  • Vera
  • Vera with kid
  • Mabel with glasses

    • Mabel and Edie [/slide]

    Meet Mabel and Edie

    We are proud to offer animal assisted therapy in our office. Bri and her first dog, Vera, received specialized training and passed a 22-part evaluation to become part of a person-animal team trained to provide services in a variety of settings. They further underwent special training to work one-on-one with patients to help them meet their therapy goals. This specialized training has been passed down through generations of dogs, including Mabel. Edie joined the family in 2022 and is still practicing, but loves to be in the office.

    How can AAT help?

    When the dogs participates in therapy sessions, they are actively involved in goal directed therapy.  Their presence is is used to encourage patients in many different ways including:

    • Working on pronouncing words by saying their names or giving commands for them to perform tricks
    • They teach personal care skills and organization of tasks by practicing routines to care for a dog
    • They are a great topic for describing, labeling, commenting, story-telling and social communication
    • For children with sensory challenges, the dogs are a tool to help them learn to regulate their emotions and appropriately ignore and tolerate their presence
    • They are great listeners for children working on improving reading skills
    • They make the therapy experience new, fun and interesting
    • Their presence helps to promote more natural communication, leading to easier carry over of newly learned skills

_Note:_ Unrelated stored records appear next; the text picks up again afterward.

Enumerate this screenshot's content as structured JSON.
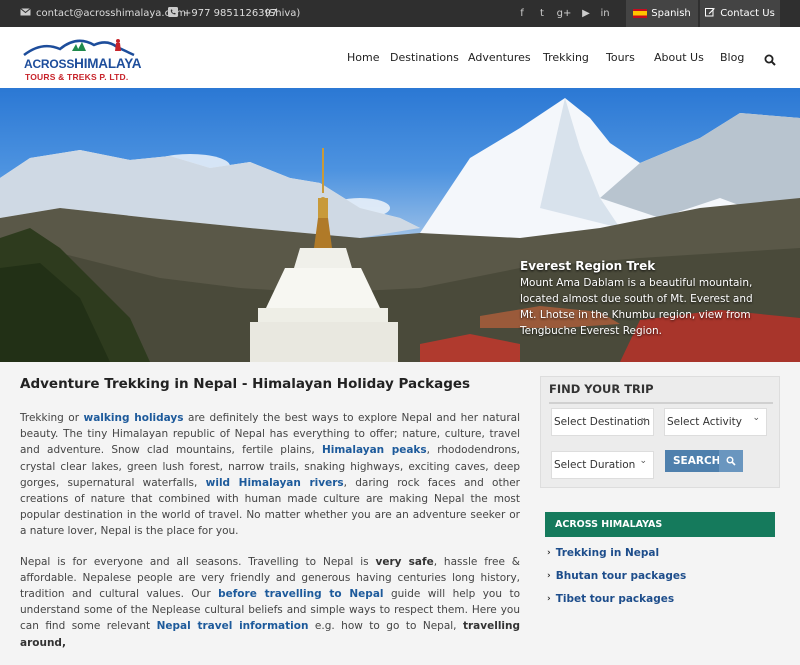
{
  "topbar": {
    "email": "contact@acrosshimalaya.com",
    "phone": "+977 9851126397",
    "contact_name": "(Shiva)",
    "social_icons": [
      "facebook-icon",
      "twitter-icon",
      "google-plus-icon",
      "youtube-icon",
      "linkedin-icon"
    ],
    "social_glyphs": [
      "f",
      "t",
      "g+",
      "▶",
      "in"
    ],
    "language_label": "Spanish",
    "contact_button": "Contact Us"
  },
  "logo": {
    "brand_a": "ACROSS",
    "brand_b": "HIMALAYA",
    "subtitle": "TOURS & TREKS P. LTD."
  },
  "nav": {
    "items": [
      "Home",
      "Destinations",
      "Adventures",
      "Trekking",
      "Tours",
      "About Us",
      "Blog"
    ]
  },
  "hero": {
    "caption_title": "Everest Region Trek",
    "caption_text": "Mount Ama Dablam is a beautiful mountain, located almost due south of Mt. Everest and Mt. Lhotse in the Khumbu region, view from Tengbuche Everest Region."
  },
  "main": {
    "title": "Adventure Trekking in Nepal - Himalayan Holiday Packages",
    "p1": {
      "a": "Trekking or ",
      "link1": "walking holidays",
      "b": " are definitely the best ways to explore Nepal and her natural beauty. The tiny Himalayan republic of Nepal has everything to offer; nature, culture, travel and adventure. Snow clad mountains, fertile plains, ",
      "link2": "Himalayan peaks",
      "c": ", rhododendrons, crystal clear lakes, green lush forest, narrow trails, snaking highways, exciting caves, deep gorges, supernatural waterfalls, ",
      "link3": "wild Himalayan rivers",
      "d": ", daring rock faces and other creations of nature that combined with human made culture are making Nepal the most popular destination in the world of travel. No matter whether you are an adventure seeker or a nature lover, Nepal is the place for you."
    },
    "p2": {
      "a": "Nepal is for everyone and all seasons. Travelling to Nepal is ",
      "bold1": "very safe",
      "b": ", hassle free & affordable. Nepalese people are very friendly and generous having centuries long history, tradition and cultural values. Our ",
      "link1": "before travelling to Nepal",
      "c": " guide will help you to understand some of the Neplease cultural beliefs and simple ways to respect them. Here you can find some relevant ",
      "link2": "Nepal travel information",
      "d": " e.g. how to go to Nepal, ",
      "bold2": "travelling around,"
    }
  },
  "find_trip": {
    "title": "FIND YOUR TRIP",
    "destination": "Select Destination",
    "activity": "Select Activity",
    "duration": "Select Duration",
    "search": "SEARCH"
  },
  "sidebar": {
    "heading": "ACROSS HIMALAYAS",
    "links": [
      "Trekking in Nepal",
      "Bhutan tour packages",
      "Tibet tour packages"
    ]
  }
}
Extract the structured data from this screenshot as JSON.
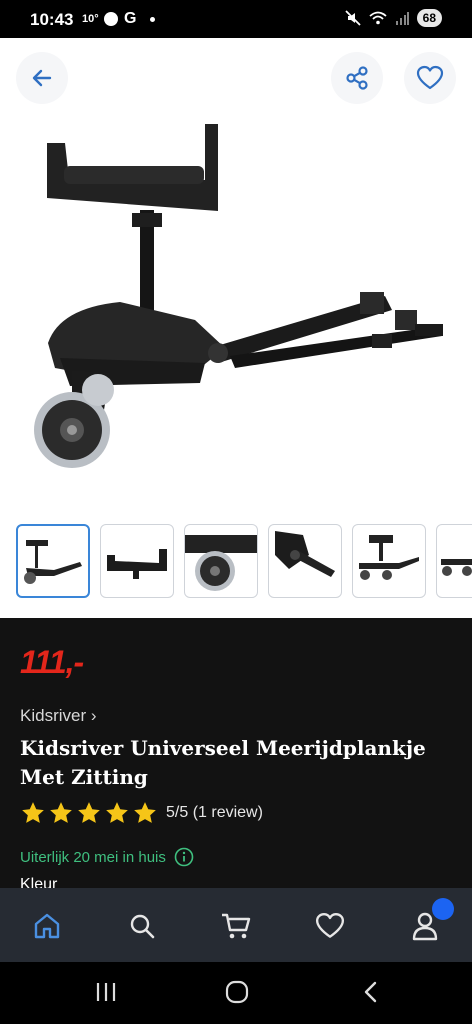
{
  "status_bar": {
    "time": "10:43",
    "temp": "10°",
    "google": "G",
    "battery": "68"
  },
  "hero": {
    "image_alt": "Kidsriver meerijdplankje met zitting"
  },
  "thumbnails": [
    {
      "name": "thumbnail-1",
      "active": true
    },
    {
      "name": "thumbnail-2",
      "active": false
    },
    {
      "name": "thumbnail-3",
      "active": false
    },
    {
      "name": "thumbnail-4",
      "active": false
    },
    {
      "name": "thumbnail-5",
      "active": false
    },
    {
      "name": "thumbnail-6",
      "active": false
    }
  ],
  "product": {
    "price": "111,-",
    "brand": "Kidsriver",
    "title": "Kidsriver Universeel Meerijdplankje Met Zitting",
    "rating_value": 5,
    "rating_max": 5,
    "rating_text": "5/5 (1 review)",
    "delivery": "Uiterlijk 20 mei in huis",
    "kleur_label": "Kleur"
  },
  "colors": {
    "price": "#e3261b",
    "star": "#f5c518",
    "delivery": "#3fbf7f",
    "nav_active": "#4a90e2",
    "badge": "#1c64f2"
  },
  "bottom_nav": [
    "home-icon",
    "search-icon",
    "cart-icon",
    "heart-icon",
    "account-icon"
  ]
}
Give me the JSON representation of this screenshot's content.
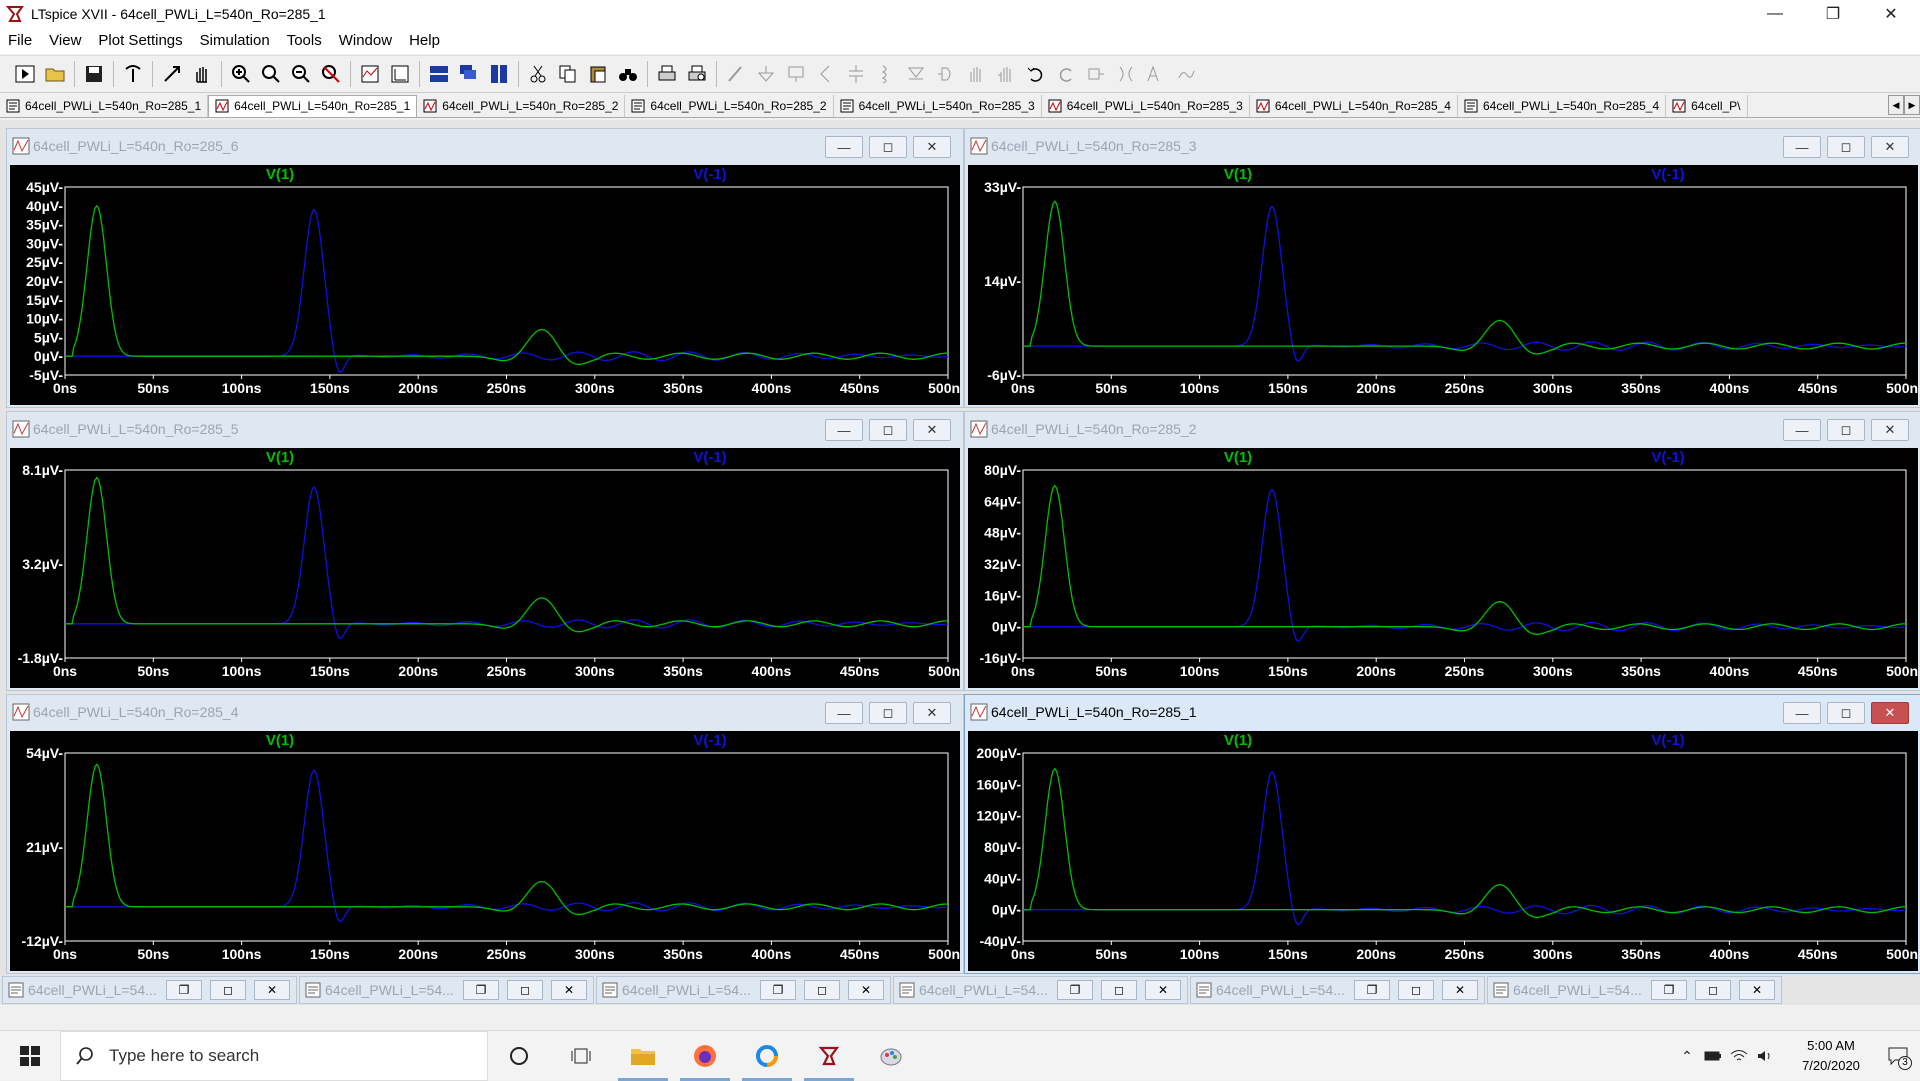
{
  "app": {
    "window_title": "LTspice XVII - 64cell_PWLi_L=540n_Ro=285_1"
  },
  "menu": [
    "File",
    "View",
    "Plot Settings",
    "Simulation",
    "Tools",
    "Window",
    "Help"
  ],
  "doc_tabs": [
    {
      "label": "64cell_PWLi_L=540n_Ro=285_1",
      "kind": "schematic",
      "active": false
    },
    {
      "label": "64cell_PWLi_L=540n_Ro=285_1",
      "kind": "waveform",
      "active": true
    },
    {
      "label": "64cell_PWLi_L=540n_Ro=285_2",
      "kind": "waveform",
      "active": false
    },
    {
      "label": "64cell_PWLi_L=540n_Ro=285_2",
      "kind": "schematic",
      "active": false
    },
    {
      "label": "64cell_PWLi_L=540n_Ro=285_3",
      "kind": "schematic",
      "active": false
    },
    {
      "label": "64cell_PWLi_L=540n_Ro=285_3",
      "kind": "waveform",
      "active": false
    },
    {
      "label": "64cell_PWLi_L=540n_Ro=285_4",
      "kind": "waveform",
      "active": false
    },
    {
      "label": "64cell_PWLi_L=540n_Ro=285_4",
      "kind": "schematic",
      "active": false
    },
    {
      "label": "64cell_P\\",
      "kind": "waveform",
      "active": false
    }
  ],
  "colors": {
    "v1": "#00c000",
    "vm1": "#1010e0",
    "plot_bg": "#000000",
    "axis_text": "#ffffff"
  },
  "plot_windows": [
    {
      "title": "64cell_PWLi_L=540n_Ro=285_6",
      "active": false,
      "trace1": "V(1)",
      "trace2": "V(-1)",
      "y_ticks": [
        "45µV-",
        "40µV-",
        "35µV-",
        "30µV-",
        "25µV-",
        "20µV-",
        "15µV-",
        "10µV-",
        "5µV-",
        "0µV-",
        "-5µV-"
      ],
      "x_ticks": [
        "0ns",
        "50ns",
        "100ns",
        "150ns",
        "200ns",
        "250ns",
        "300ns",
        "350ns",
        "400ns",
        "450ns",
        "500ns"
      ],
      "chart_data": {
        "type": "line",
        "x_unit": "ns",
        "xlim": [
          0,
          500
        ],
        "ylim": [
          -5,
          45
        ],
        "y_unit": "µV",
        "v1_peak": 40,
        "vm1_peak": 39
      }
    },
    {
      "title": "64cell_PWLi_L=540n_Ro=285_3",
      "active": false,
      "trace1": "V(1)",
      "trace2": "V(-1)",
      "y_ticks": [
        "33µV-",
        "14µV-",
        "-6µV-"
      ],
      "x_ticks": [
        "0ns",
        "50ns",
        "100ns",
        "150ns",
        "200ns",
        "250ns",
        "300ns",
        "350ns",
        "400ns",
        "450ns",
        "500ns"
      ],
      "chart_data": {
        "type": "line",
        "x_unit": "ns",
        "xlim": [
          0,
          500
        ],
        "ylim": [
          -6,
          33
        ],
        "y_unit": "µV",
        "v1_peak": 30,
        "vm1_peak": 29
      }
    },
    {
      "title": "64cell_PWLi_L=540n_Ro=285_5",
      "active": false,
      "trace1": "V(1)",
      "trace2": "V(-1)",
      "y_ticks": [
        "8.1µV-",
        "3.2µV-",
        "-1.8µV-"
      ],
      "x_ticks": [
        "0ns",
        "50ns",
        "100ns",
        "150ns",
        "200ns",
        "250ns",
        "300ns",
        "350ns",
        "400ns",
        "450ns",
        "500ns"
      ],
      "chart_data": {
        "type": "line",
        "x_unit": "ns",
        "xlim": [
          0,
          500
        ],
        "ylim": [
          -1.8,
          8.1
        ],
        "y_unit": "µV",
        "v1_peak": 7.7,
        "vm1_peak": 7.2
      }
    },
    {
      "title": "64cell_PWLi_L=540n_Ro=285_2",
      "active": false,
      "trace1": "V(1)",
      "trace2": "V(-1)",
      "y_ticks": [
        "80µV-",
        "64µV-",
        "48µV-",
        "32µV-",
        "16µV-",
        "0µV-",
        "-16µV-"
      ],
      "x_ticks": [
        "0ns",
        "50ns",
        "100ns",
        "150ns",
        "200ns",
        "250ns",
        "300ns",
        "350ns",
        "400ns",
        "450ns",
        "500ns"
      ],
      "chart_data": {
        "type": "line",
        "x_unit": "ns",
        "xlim": [
          0,
          500
        ],
        "ylim": [
          -16,
          80
        ],
        "y_unit": "µV",
        "v1_peak": 72,
        "vm1_peak": 70
      }
    },
    {
      "title": "64cell_PWLi_L=540n_Ro=285_4",
      "active": false,
      "trace1": "V(1)",
      "trace2": "V(-1)",
      "y_ticks": [
        "54µV-",
        "21µV-",
        "-12µV-"
      ],
      "x_ticks": [
        "0ns",
        "50ns",
        "100ns",
        "150ns",
        "200ns",
        "250ns",
        "300ns",
        "350ns",
        "400ns",
        "450ns",
        "500ns"
      ],
      "chart_data": {
        "type": "line",
        "x_unit": "ns",
        "xlim": [
          0,
          500
        ],
        "ylim": [
          -12,
          54
        ],
        "y_unit": "µV",
        "v1_peak": 50,
        "vm1_peak": 48
      }
    },
    {
      "title": "64cell_PWLi_L=540n_Ro=285_1",
      "active": true,
      "trace1": "V(1)",
      "trace2": "V(-1)",
      "y_ticks": [
        "200µV-",
        "160µV-",
        "120µV-",
        "80µV-",
        "40µV-",
        "0µV-",
        "-40µV-"
      ],
      "x_ticks": [
        "0ns",
        "50ns",
        "100ns",
        "150ns",
        "200ns",
        "250ns",
        "300ns",
        "350ns",
        "400ns",
        "450ns",
        "500ns"
      ],
      "chart_data": {
        "type": "line",
        "x_unit": "ns",
        "xlim": [
          0,
          500
        ],
        "ylim": [
          -40,
          200
        ],
        "y_unit": "µV",
        "v1_peak": 180,
        "vm1_peak": 176
      }
    }
  ],
  "minimized_windows": [
    "64cell_PWLi_L=54...",
    "64cell_PWLi_L=54...",
    "64cell_PWLi_L=54...",
    "64cell_PWLi_L=54...",
    "64cell_PWLi_L=54...",
    "64cell_PWLi_L=54..."
  ],
  "taskbar": {
    "search_placeholder": "Type here to search",
    "time": "5:00 AM",
    "date": "7/20/2020",
    "notification_count": "3"
  }
}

    Above all, the dogs are a great source of motivation. They love everyone equally and never notice a disability. Sometimes people need that extra level of acceptance to try something that is particularly difficult for them, and they are happy to just be a part of the experience.